-- INPUT FOR THIS TASK follows --

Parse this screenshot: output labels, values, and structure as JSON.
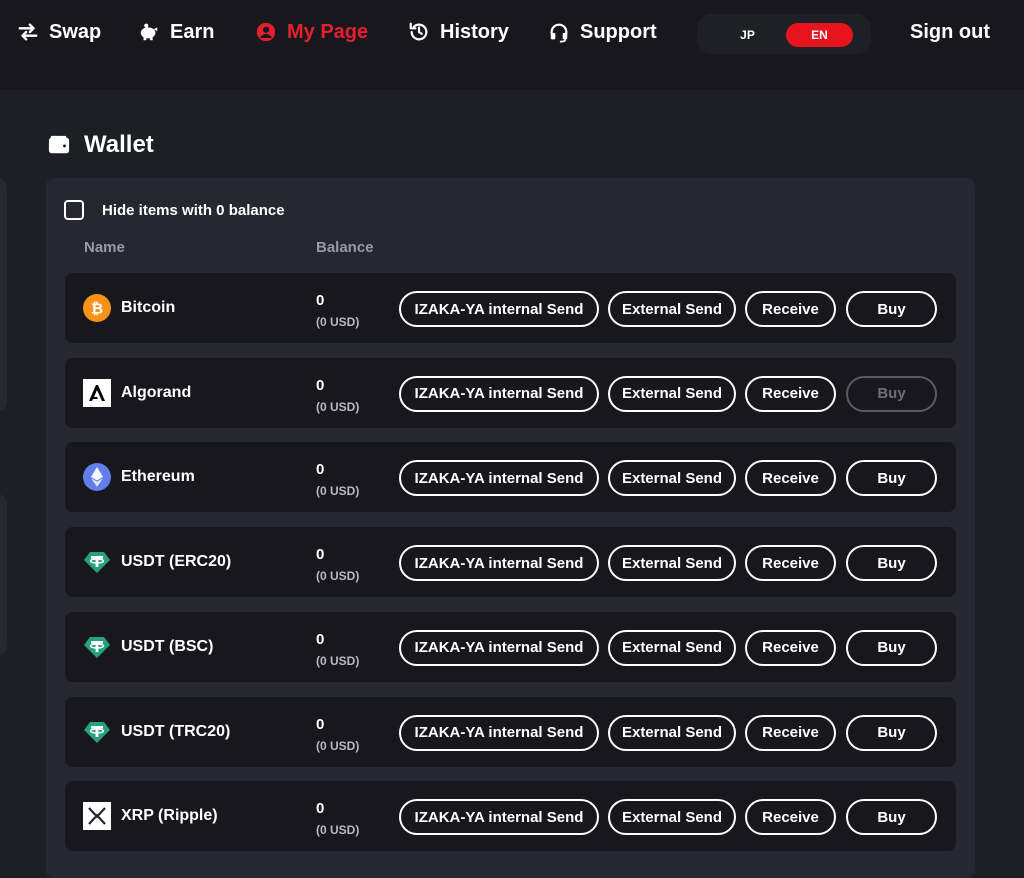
{
  "nav": {
    "items": [
      {
        "label": "Swap",
        "icon": "swap-arrows-icon"
      },
      {
        "label": "Earn",
        "icon": "piggy-bank-icon"
      },
      {
        "label": "My Page",
        "icon": "user-circle-icon",
        "active": true
      },
      {
        "label": "History",
        "icon": "history-clock-icon"
      },
      {
        "label": "Support",
        "icon": "headset-icon"
      }
    ],
    "lang": {
      "jp": "JP",
      "en": "EN",
      "selected": "EN"
    },
    "signout": "Sign out",
    "active_color": "#e5202d"
  },
  "wallet": {
    "title": "Wallet",
    "hide_zero_label": "Hide items with 0 balance",
    "hide_zero_checked": false,
    "columns": {
      "name": "Name",
      "balance": "Balance"
    },
    "buttons": {
      "internal_send": "IZAKA-YA internal Send",
      "external_send": "External Send",
      "receive": "Receive",
      "buy": "Buy"
    },
    "rows": [
      {
        "name": "Bitcoin",
        "balance": "0",
        "usd": "(0 USD)",
        "icon": "bitcoin-icon",
        "buy_enabled": true
      },
      {
        "name": "Algorand",
        "balance": "0",
        "usd": "(0 USD)",
        "icon": "algorand-icon",
        "buy_enabled": false
      },
      {
        "name": "Ethereum",
        "balance": "0",
        "usd": "(0 USD)",
        "icon": "ethereum-icon",
        "buy_enabled": true
      },
      {
        "name": "USDT (ERC20)",
        "balance": "0",
        "usd": "(0 USD)",
        "icon": "tether-icon",
        "buy_enabled": true
      },
      {
        "name": "USDT (BSC)",
        "balance": "0",
        "usd": "(0 USD)",
        "icon": "tether-icon",
        "buy_enabled": true
      },
      {
        "name": "USDT (TRC20)",
        "balance": "0",
        "usd": "(0 USD)",
        "icon": "tether-icon",
        "buy_enabled": true
      },
      {
        "name": "XRP (Ripple)",
        "balance": "0",
        "usd": "(0 USD)",
        "icon": "xrp-icon",
        "buy_enabled": true
      }
    ]
  }
}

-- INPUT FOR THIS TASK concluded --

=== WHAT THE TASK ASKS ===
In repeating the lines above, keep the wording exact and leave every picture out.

=== YOUR RESPONSE ===
Parse this screenshot: output labels, values, and structure as JSON.
{
  "nav": {
    "items": [
      {
        "label": "Swap",
        "icon": "swap-arrows-icon"
      },
      {
        "label": "Earn",
        "icon": "piggy-bank-icon"
      },
      {
        "label": "My Page",
        "icon": "user-circle-icon",
        "active": true
      },
      {
        "label": "History",
        "icon": "history-clock-icon"
      },
      {
        "label": "Support",
        "icon": "headset-icon"
      }
    ],
    "lang": {
      "jp": "JP",
      "en": "EN",
      "selected": "EN"
    },
    "signout": "Sign out",
    "active_color": "#e5202d"
  },
  "wallet": {
    "title": "Wallet",
    "hide_zero_label": "Hide items with 0 balance",
    "hide_zero_checked": false,
    "columns": {
      "name": "Name",
      "balance": "Balance"
    },
    "buttons": {
      "internal_send": "IZAKA-YA internal Send",
      "external_send": "External Send",
      "receive": "Receive",
      "buy": "Buy"
    },
    "rows": [
      {
        "name": "Bitcoin",
        "balance": "0",
        "usd": "(0 USD)",
        "icon": "bitcoin-icon",
        "buy_enabled": true
      },
      {
        "name": "Algorand",
        "balance": "0",
        "usd": "(0 USD)",
        "icon": "algorand-icon",
        "buy_enabled": false
      },
      {
        "name": "Ethereum",
        "balance": "0",
        "usd": "(0 USD)",
        "icon": "ethereum-icon",
        "buy_enabled": true
      },
      {
        "name": "USDT (ERC20)",
        "balance": "0",
        "usd": "(0 USD)",
        "icon": "tether-icon",
        "buy_enabled": true
      },
      {
        "name": "USDT (BSC)",
        "balance": "0",
        "usd": "(0 USD)",
        "icon": "tether-icon",
        "buy_enabled": true
      },
      {
        "name": "USDT (TRC20)",
        "balance": "0",
        "usd": "(0 USD)",
        "icon": "tether-icon",
        "buy_enabled": true
      },
      {
        "name": "XRP (Ripple)",
        "balance": "0",
        "usd": "(0 USD)",
        "icon": "xrp-icon",
        "buy_enabled": true
      }
    ]
  }
}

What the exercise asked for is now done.